The faculty and staff of the Faculty of Education came together on August 29 for their Annual Fall Faculty Seminar. New faculty and staff were introduced and the past year’s achievements were recognized and celebrated.
One fun tradition in the Faculty is the “Dead Balloon Award,” which is awarded to faculty who achieve their Ph.D. This year’s recipients are Dr. Christine Massing, Dr. Jenn De Lugt, and Dr. Gale Russell. They will share this award, but they won’t hold on to it long, since new faculty Sara Schroeder, Heather Phipps and Jöel Thibeault are close to their defence dates.
The morning also included the Blanket Exercise, which began with a prayer by Elder Noel Starblanket. Dr. Michael Cappello was the Narrator, a UR S.T.A.R.S. representative assisted with the exercise, and Dr. Shauneen Pete played the role of the European.

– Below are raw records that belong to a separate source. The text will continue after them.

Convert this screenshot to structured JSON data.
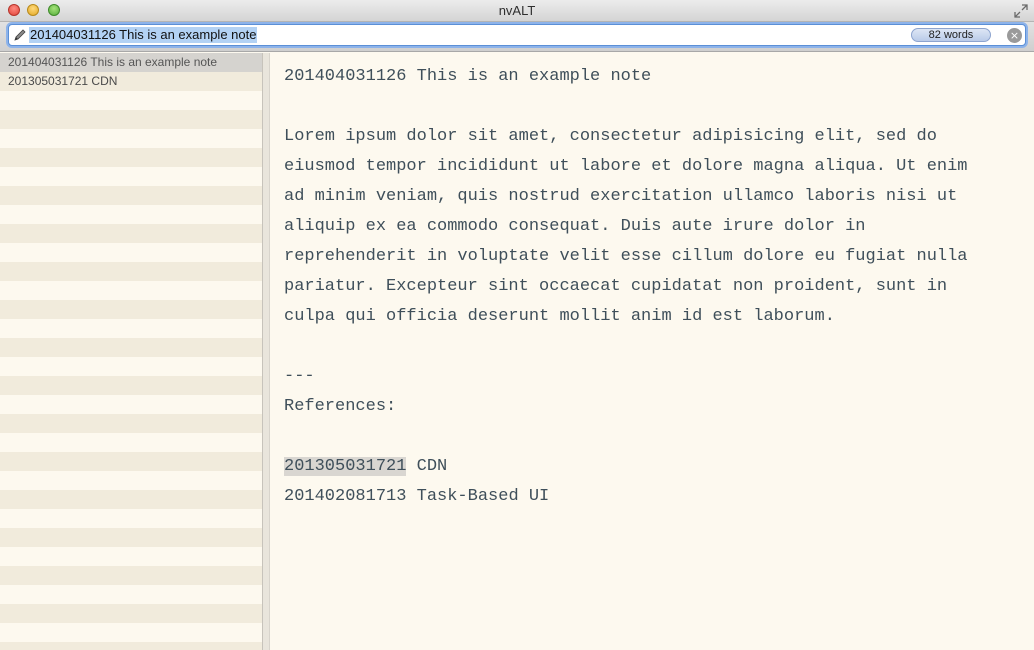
{
  "window": {
    "title": "nvALT"
  },
  "toolbar": {
    "search_value": "201404031126 This is an example note",
    "word_count": "82 words",
    "clear_glyph": "×"
  },
  "note_list": {
    "items": [
      {
        "label": "201404031126 This is an example note",
        "selected": true
      },
      {
        "label": "201305031721 CDN",
        "selected": false
      }
    ]
  },
  "editor": {
    "title_line": "201404031126 This is an example note",
    "body_lines": [
      "Lorem ipsum dolor sit amet, consectetur adipisicing elit, sed do",
      "eiusmod tempor incididunt ut labore et dolore magna aliqua. Ut enim",
      "ad minim veniam, quis nostrud exercitation ullamco laboris nisi ut",
      "aliquip ex ea commodo consequat. Duis aute irure dolor in",
      "reprehenderit in voluptate velit esse cillum dolore eu fugiat nulla",
      "pariatur. Excepteur sint occaecat cupidatat non proident, sunt in",
      "culpa qui officia deserunt mollit anim id est laborum."
    ],
    "separator": "---",
    "references_label": "References:",
    "references": [
      {
        "id": "201305031721",
        "title": " CDN"
      },
      {
        "id": "201402081713",
        "title": " Task-Based UI"
      }
    ]
  },
  "colors": {
    "background": "#fdf9ef",
    "row_stripe": "#f1ebdc",
    "editor_text": "#3f4f5a",
    "selection": "#b3d2f4"
  }
}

After the Blanket Exercise, faculty and staff had opportunity to express their thoughts and emotions regarding the exercise and the Calls to Action from the National Centre for Truth and Reconciliation. Dr. Jolee Sasakamoose led the group in an Indigenous Expressive Art Therapy activity, which is a therapeutic and reconciliatory approach that has developed in response to the groundwork laid by the First Nations communities within Saskatchewan and through the spiritual guidance engaged with ceremonial practices and protocols.
After lunch, the faculty and staff enjoyed an afternoon of golf followed by a BBQ. (Below is a photo gallery of the day. Slide your cursor over the photo and click on the arrow to see the next photo)